“Get in the cart.”
Thatcher looked quickly to his right at the cart that had just passed them as if the voice had come from the olives themselves. But knowing that could not be right, he looked up to the bench. A small, squat man, thick through the middle and thin at the limbs hovered like a forgotten presence on the worn bench of the rickety cart. Surely, it was him who had spoken the words, for in the bustle around them, no other person was close enough to utter such words with such clarity for Thatcher to hear.
And the man had spoken in English.
Thatcher turned long enough to scoop Kate into his arms, and together, he launched them into the back of the cart, landing precariously between the rows of olive crates. The cart lurched forward before his body settled onto the boards of the cart, and Kate’s unbelievable warmth came to rest against the full length of his body. He let out a rush of air that had nothing to do with escape and possible pursuit. It was a rush of pure male lust that exited his lungs and with it, his last hope of keeping his hands off of the woman who now lay sprawled across his body.
She struggled against him, likely trying to gain purchase and find a space for herself where there was none in the cart. Thatcher stilled her with his hands a little too far down on her hips, the tattered skirts of her costume having ridden up to her knees, trapping her legs between his. Her head came up, and he stared into hazel eyes, murky with a mystery he could not wait to solve.
“Better relax, my friend. I think we’re going for a ride,” he said, letting his hands slip just a little more down her hips.
And that was when he saw it. The flash of responding desire in those hazel depths that brought a corresponding flicker from his own awareness.
She wanted him.
She may not know that she wanted him, but there, pressed against each other between crates of olives in a cart that was likely to collapse before safely rescuing them away from their captors, driven by a man they did not know and who could possibly have nefarious connections, Matthew Thatcher knew that a lusty bar wench wanted him. And not just any lusty bar wench.
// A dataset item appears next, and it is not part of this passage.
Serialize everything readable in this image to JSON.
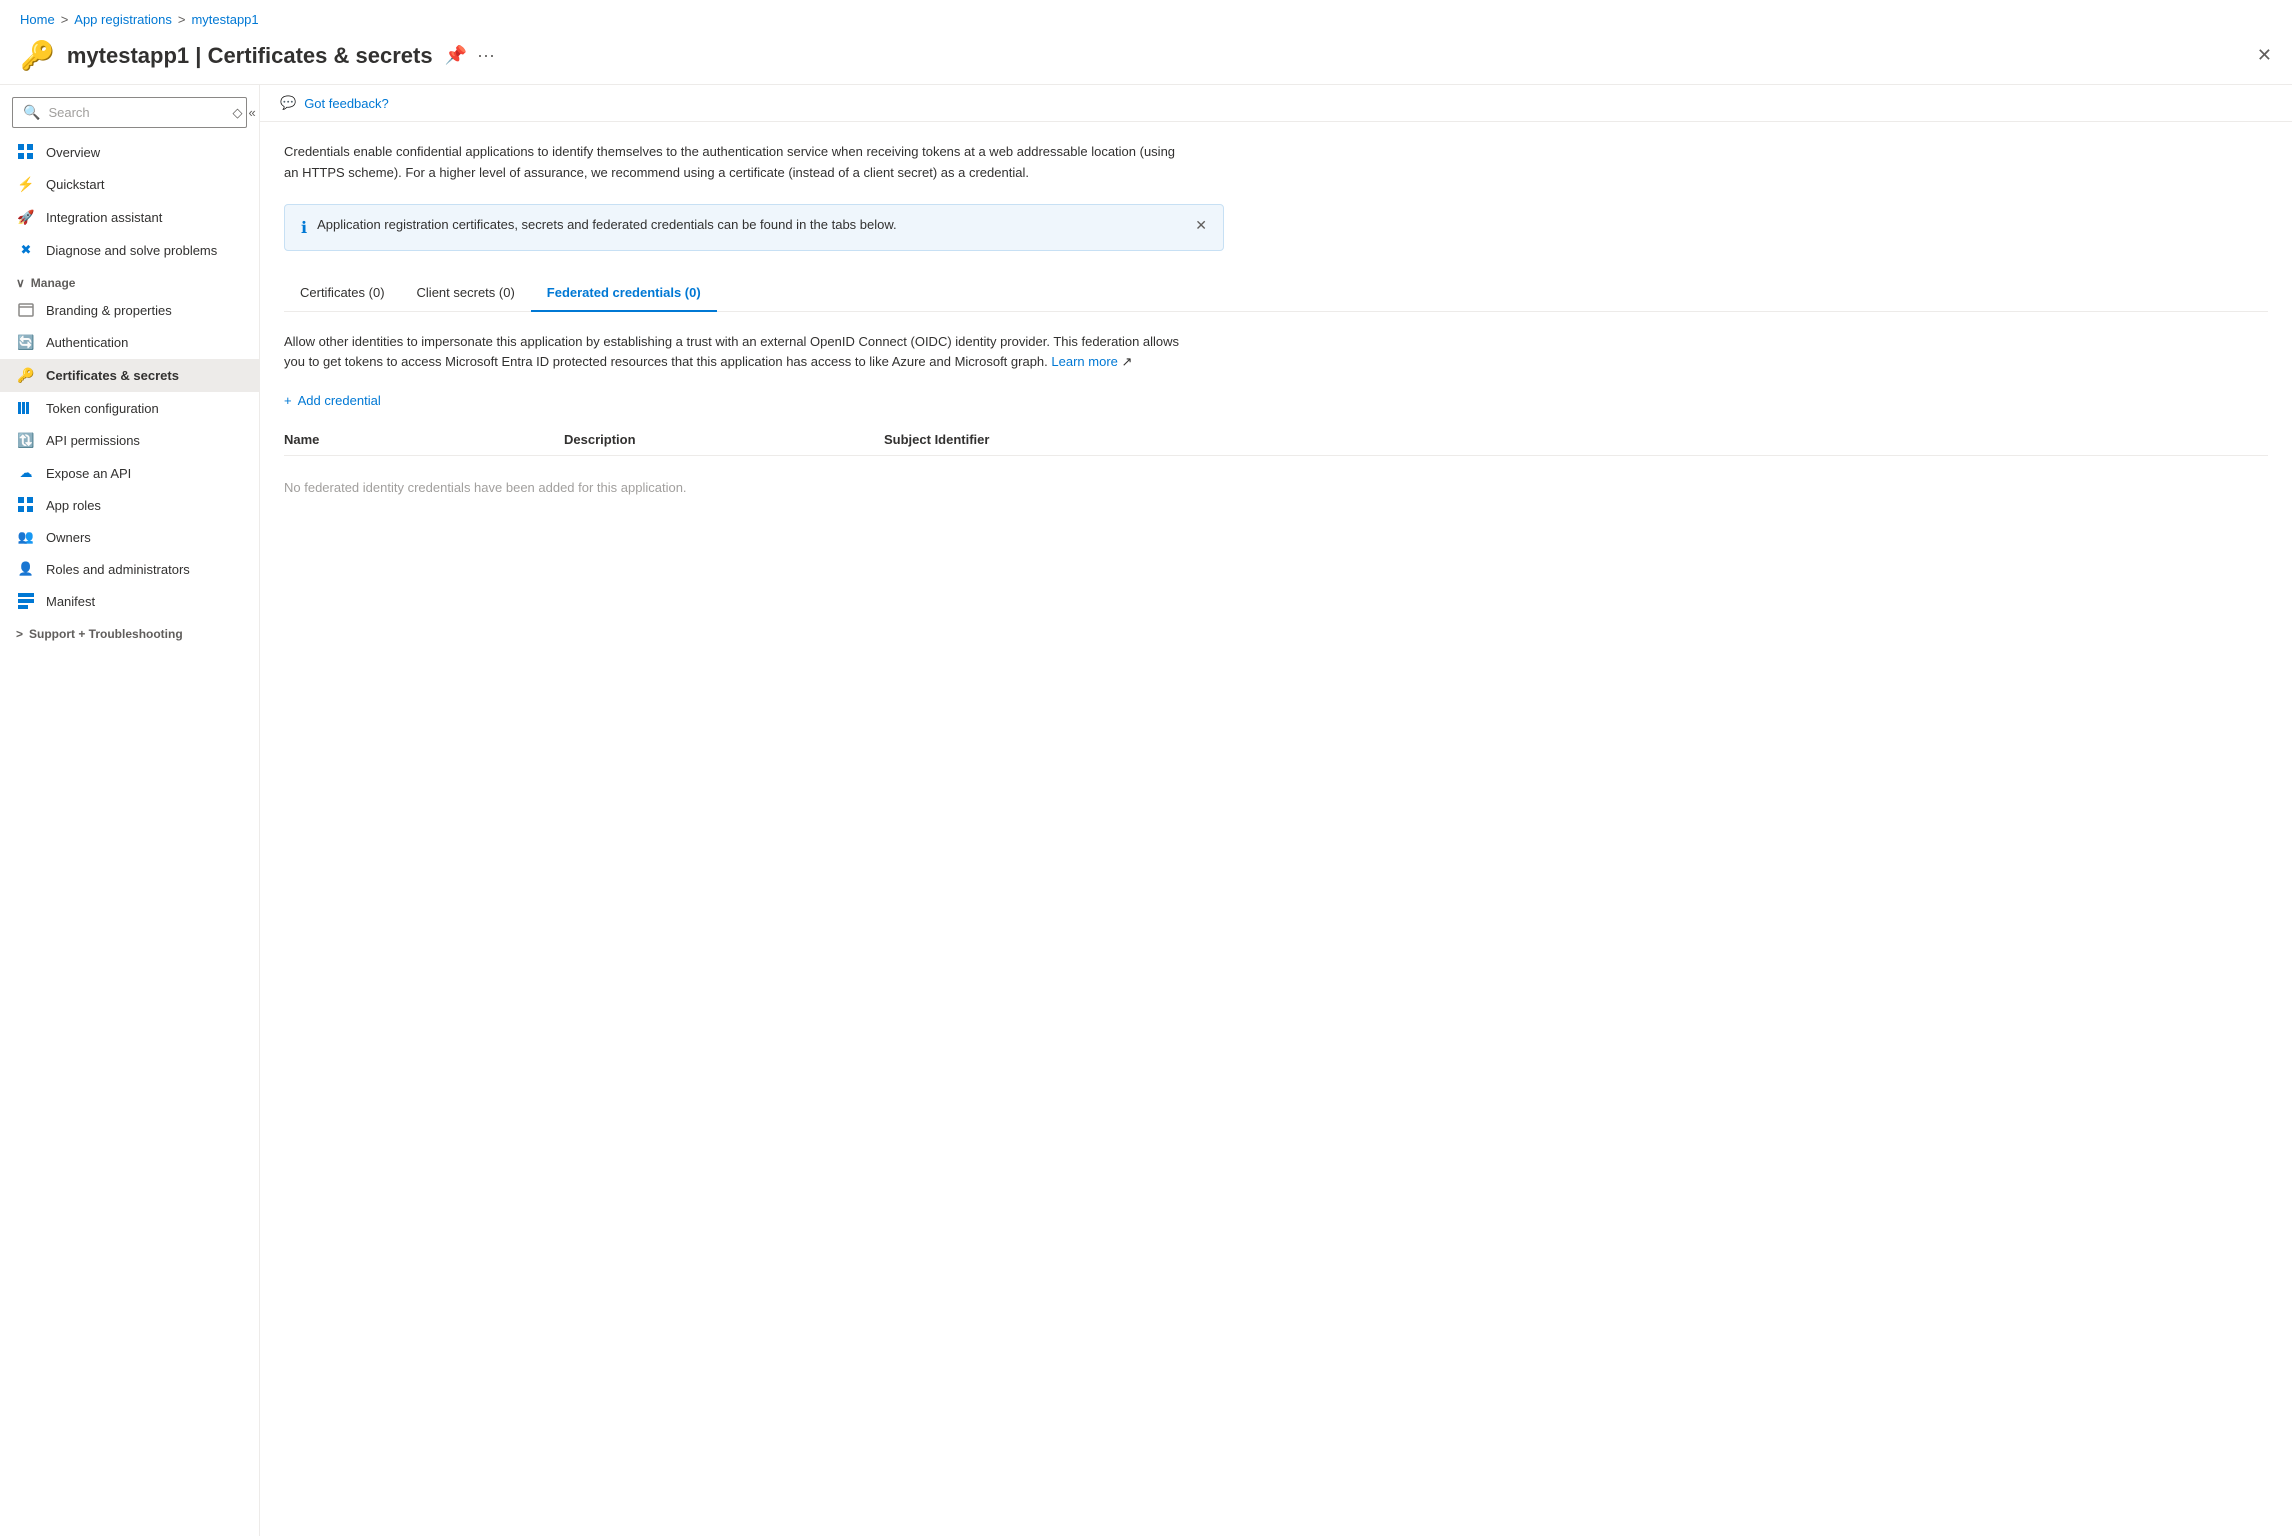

Katharine Cavanaugh, the Countess of Stirling.
And for the first time in days, he smiled.